Jesus has sown the wheat seed of the children of the Kingdom of God into the good soil. The enemy has planted the weeds, representing evil, amongst those who belong to God. It is never easy to understand how and why God does not intervene to remove the weeds that make the life of the wheat so difficult. Yet God, in His wisdom lets them grow together. As we look at what disturbs us in our world, the greed, corruption, injustice, disease, the damage to the environment, all that disturbs us in our personal lives, we need to ask God for the wisdom and courage to deal with them as He does. How do I deal with imperfection in myself and with others? Can I live with limitations in myself and others?

Jesus makes it clear that any attempt to root out the weeds will only do more damage to the crop. And yet, Christians from every age have been tempted to be over zealous weeders, keen to purify the community by rooting out the bad seed. However, we are not the ones to make the judgment call; we are being proud and arrogant if we think we know for certain the difference between the wheat and the weeds. All too often, damage has been done to the church when individuals, congregations or denominations have judged others either within or outside of the church. This can seriously damage the church and its mission. On a personal level, we may think that perfection is acquired by becoming more aware of our faults and working to root these out. But Jesus accepted us in our sinful state and he knows our limitations. We don’t need to be fixated about our failings, rather we should appreciate the fullness of life that Jesus has already given us. Stay close with Jesus and let Him teach you how to grow, even whilst surrounded by the weeds. He sees that you are a beautiful wheat plant and he will not jeopardise your growth. He delights when He sees us bearing fruit for the Kingdom. The advance of the Kingdom of God will take place through a process of slow growth. Be kind to yourself and trust in the Lord of Creation, the most experienced of cultivators, that He has the matter well in hand.
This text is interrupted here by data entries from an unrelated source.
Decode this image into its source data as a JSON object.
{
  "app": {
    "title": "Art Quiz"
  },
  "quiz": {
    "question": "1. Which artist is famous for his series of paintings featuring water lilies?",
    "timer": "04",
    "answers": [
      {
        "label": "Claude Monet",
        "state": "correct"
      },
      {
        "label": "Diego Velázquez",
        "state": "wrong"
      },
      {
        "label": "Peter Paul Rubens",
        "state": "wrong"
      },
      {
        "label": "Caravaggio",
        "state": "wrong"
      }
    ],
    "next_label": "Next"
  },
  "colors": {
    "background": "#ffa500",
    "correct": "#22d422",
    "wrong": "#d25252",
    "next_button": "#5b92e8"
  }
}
We do get frustrated and impatient by the presence of evil in our midst. It poses one of our biggest questions in life. The idea that good and bad might coexist gives trouble to the tidy mind, and so Jesus calls us to humility, patience and tolerance as we allow God to work in our lives. In our parable Jesus tells us that the struggle between good and evil is to the death, but we can rest assured that God will have the last word. At the end of the age, it’s the job of the harvester to judge who is or who isn’t a member of God’s Kingdom.

In conclusion, let us use these strange times we live in to take the slow food approach to our growth as wheat plants. Let us take time to listen, to hear and to reflect, individually and as a community of believers. Don’t be anxious about the poisonous potential of the weeds around you and leave it to God to judge others. God is patiently waiting for His Kingdom to grow and come to maturity. When all people have to stand before our Lord to give account of their lives, some will stand big and proud, with their heads up and say ‘I did great’, but the genuine believers will bow their heads in grateful thanks to Jesus for the sacrifice he made for their sins, knowing that they were on earth to feed the world in humble service to Him. Amen